News

Welsh Government considers controversial Pembrokeshire wind farm plans

25 Jan 2022 2 minutes Read
Wind turbine. Photo by www_slon_pics from Pixabay

Katy Jenkins, local democracy reporter

A ‘development of national significance’ for three wind turbines in south Pembrokeshire is awaiting Welsh Government determination.

An application for a three 4.3MW turbine wind farm on land near the Valero oil refinery, to the east of Rhoscrowther has been submitted by Keith McKinney for Rhoscrowther Wind Farm Limited, which is said to have the potential to generate enough energy to power around 9,900 homes.

The three turbines will be up to 135m to tip height and plans include access tracks, turbine transformer, cables and substation on land off Refinery Road.

Former Pembrokeshire County councillor John Allen Mirehouse is listed as the site owner on planning application documents submitted, along with an agricultural holding certificate linked to Hoplass Farm, Rhoscrowther.

Pre-planning consultation has been carried out with some objections already logged with the with the Planning Inspectorate including from local MS Samuel Kurtz, Pembrokeshire Coast National Park, residents, Angle Community Council, and county councillor Steve Alderman.

The Campaign for the Protection Rural Wales (CPRW) has raised concerns about the height and blade size of the proposed turbines.

Damaging projects

CPRW argues that “the adverse impacts of the proposal are greater than claimed and should also be judged in relation to the long catalogue of damaging projects on this site which have all been definitively dismissed.”

Proposals for five turbines on the site was not successful following an application in 2015 with a planning appeal dismissed by Welsh Ministers in 2018.

Planning documents add that the site is within the Haven Waterway Enterprise Zone and “the layout has gone through a number of revisions to ensure that the potential adverse environmental effects, such as visual impact, were minimised while maintaining the operation capacity of the wind farm.”

The Welsh Government Planning Inspectorate has accepted the application, received representations, and is now due to make a determination on the proposal.


Support our Nation today

For the price of a cup of coffee a month you can help us create an independent, not-for-profit, national news service for the people of Wales, by the people of Wales.

Subscribe
Notify of
guest
4 Comments
Oldest
Newest Most Voted
Inline Feedbacks
View all comments
Malcolmrj
Malcolmrj
3 months ago
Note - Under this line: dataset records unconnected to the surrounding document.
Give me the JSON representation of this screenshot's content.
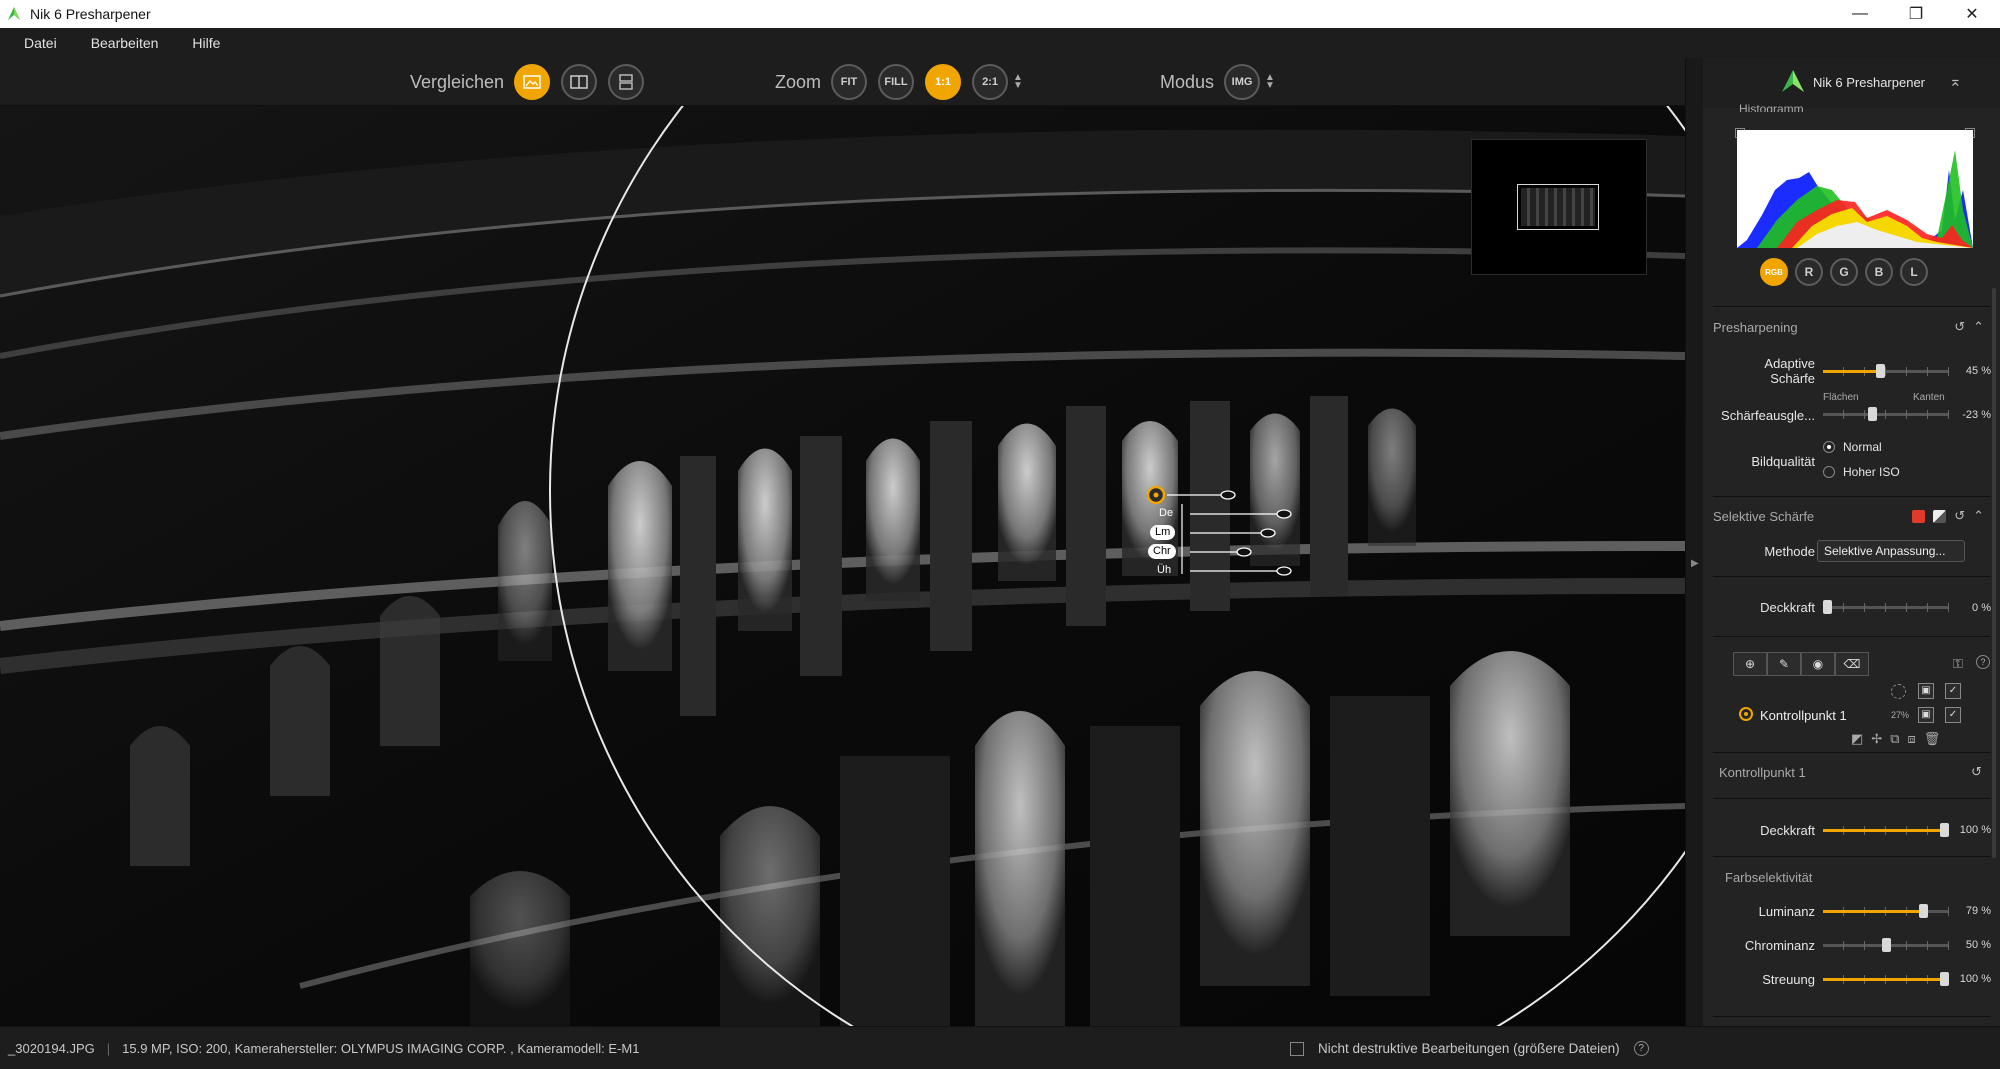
{
  "window": {
    "title": "Nik 6 Presharpener",
    "minimize": "—",
    "maximize": "❐",
    "close": "✕"
  },
  "menu": [
    "Datei",
    "Bearbeiten",
    "Hilfe"
  ],
  "toolbar": {
    "compare_label": "Vergleichen",
    "zoom_label": "Zoom",
    "zoom_options": [
      "FIT",
      "FILL",
      "1:1",
      "2:1"
    ],
    "zoom_active": "1:1",
    "mode_label": "Modus",
    "mode_value": "IMG",
    "compare_active": 0
  },
  "control_point_overlay": {
    "labels": [
      "De",
      "Lm",
      "Chr",
      "Üh"
    ]
  },
  "panel": {
    "product_name": "Nik 6 Presharpener",
    "histogram_title": "Histogramm",
    "channels": [
      "RGB",
      "R",
      "G",
      "B",
      "L"
    ],
    "channel_active": "RGB",
    "presharpening": {
      "title": "Presharpening",
      "adaptive_label_1": "Adaptive",
      "adaptive_label_2": "Schärfe",
      "adaptive_value_text": "45 %",
      "adaptive_value": 45,
      "balance_label": "Schärfeausgle...",
      "balance_left": "Flächen",
      "balance_right": "Kanten",
      "balance_value_text": "-23 %",
      "balance_value": -23,
      "quality_label": "Bildqualität",
      "quality_options": [
        "Normal",
        "Hoher ISO"
      ],
      "quality_selected": "Normal"
    },
    "selective": {
      "title": "Selektive Schärfe",
      "method_label": "Methode",
      "method_value": "Selektive Anpassung...",
      "opacity_label": "Deckkraft",
      "opacity_value_text": "0 %",
      "opacity_value": 0,
      "control_point_name": "Kontrollpunkt 1",
      "control_point_percent": "27%",
      "selected_cp_title": "Kontrollpunkt 1",
      "cp_opacity_label": "Deckkraft",
      "cp_opacity_value_text": "100 %",
      "cp_opacity_value": 100,
      "color_sel_title": "Farbselektivität",
      "luminance_label": "Luminanz",
      "luminance_value_text": "79 %",
      "luminance_value": 79,
      "chrominance_label": "Chrominanz",
      "chrominance_value_text": "50 %",
      "chrominance_value": 50,
      "spread_label": "Streuung",
      "spread_value_text": "100 %",
      "spread_value": 100
    }
  },
  "status": {
    "filename": "_3020194.JPG",
    "info": "15.9 MP, ISO: 200, Kamerahersteller: OLYMPUS IMAGING CORP.  , Kameramodell: E-M1",
    "nondestructive_label": "Nicht destruktive Bearbeitungen (größere Dateien)",
    "help": "?"
  },
  "colors": {
    "accent": "#f0a500",
    "panel_bg": "#232323",
    "toolbar_bg": "#1d1d1d"
  }
}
Please please. 🙏🙏🙏 no more wind turbines in Wales use our tide and make Wales a world leader

APM
APM
3 months ago

Not been a breath of wind in what seems like days here in Ceredigion. Turbines not moving at all.
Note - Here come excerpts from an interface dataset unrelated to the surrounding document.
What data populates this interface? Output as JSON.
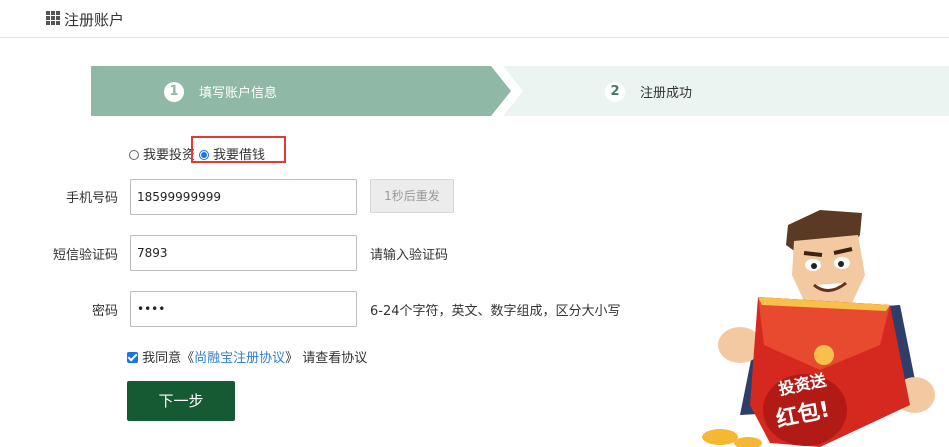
{
  "header": {
    "title": "注册账户",
    "icon": "grid-icon"
  },
  "steps": [
    {
      "num": "1",
      "label": "填写账户信息",
      "active": true
    },
    {
      "num": "2",
      "label": "注册成功",
      "active": false
    }
  ],
  "account_type": {
    "options": [
      {
        "label": "我要投资",
        "checked": false
      },
      {
        "label": "我要借钱",
        "checked": true
      }
    ]
  },
  "form": {
    "phone": {
      "label": "手机号码",
      "value": "18599999999",
      "send_button": "1秒后重发"
    },
    "sms": {
      "label": "短信验证码",
      "value": "7893",
      "hint": "请输入验证码"
    },
    "password": {
      "label": "密码",
      "value": "••••",
      "hint": "6-24个字符，英文、数字组成，区分大小写"
    }
  },
  "agreement": {
    "checked": true,
    "prefix": "我同意《",
    "link": "尚融宝注册协议",
    "suffix": "》 请查看协议"
  },
  "next_button": "下一步",
  "banner": {
    "text_top": "投资送",
    "text_bottom": "红包!"
  },
  "colors": {
    "step_active": "#8fb8a6",
    "step_inactive": "#ebf4f1",
    "primary_button": "#155a33",
    "highlight": "#e53935"
  }
}
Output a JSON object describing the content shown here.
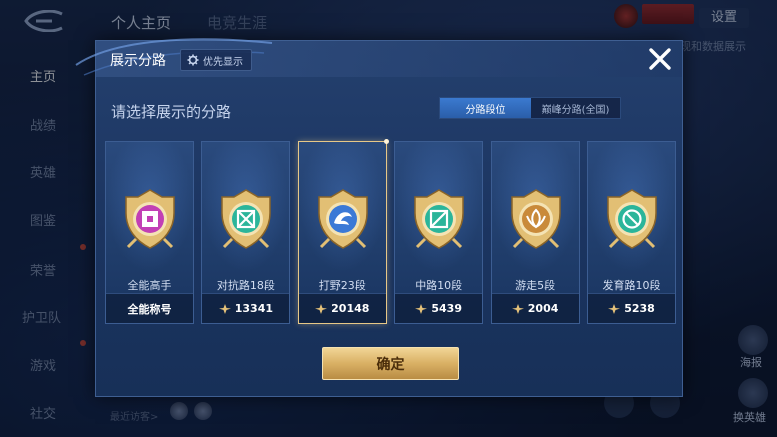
{
  "background": {
    "tabs": [
      "个人主页",
      "电竞生涯"
    ],
    "settings_label": "设置",
    "right_link": "现和数据展示",
    "side_nav": [
      "主页",
      "战绩",
      "英雄",
      "图鉴",
      "荣誉",
      "护卫队",
      "游戏",
      "社交"
    ],
    "recent_visitors": "最近访客>",
    "right_buttons": [
      "海报",
      "换英雄"
    ]
  },
  "modal": {
    "title": "展示分路",
    "priority_label": "优先显示",
    "subtitle": "请选择展示的分路",
    "segments": [
      {
        "label": "分路段位",
        "active": true
      },
      {
        "label": "巅峰分路(全国)",
        "active": false
      }
    ],
    "cards": [
      {
        "label": "全能高手",
        "value": "全能称号",
        "medal_color": "#c23fb5",
        "icon": "all-round-icon",
        "selected": false,
        "has_star": false
      },
      {
        "label": "对抗路18段",
        "value": "13341",
        "medal_color": "#2bb59a",
        "icon": "clash-lane-icon",
        "selected": false,
        "has_star": true
      },
      {
        "label": "打野23段",
        "value": "20148",
        "medal_color": "#3b79d6",
        "icon": "jungle-icon",
        "selected": true,
        "has_star": true
      },
      {
        "label": "中路10段",
        "value": "5439",
        "medal_color": "#2bb59a",
        "icon": "mid-lane-icon",
        "selected": false,
        "has_star": true
      },
      {
        "label": "游走5段",
        "value": "2004",
        "medal_color": "#c98a3a",
        "icon": "roam-icon",
        "selected": false,
        "has_star": true
      },
      {
        "label": "发育路10段",
        "value": "5238",
        "medal_color": "#2bb59a",
        "icon": "farm-lane-icon",
        "selected": false,
        "has_star": true
      }
    ],
    "confirm_label": "确定"
  }
}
defaid
defaid
3 months ago

Could somebody please explain how the applicants will minimise the visual impact of three 440 foot tall industrial generators?

Surely offshore is the place for such industrialisation.

Wfexhamian
Wfexhamian
3 months ago
Reply to  defaid

Ordinarily, yes, but will Wales get to keep the revenue if the coastal sea bed is owned by Madame Windsor?

Our Supporters

All information provided to Nation.Cymru will be handled sensitively and within the boundaries of the Data Protection Act 2018.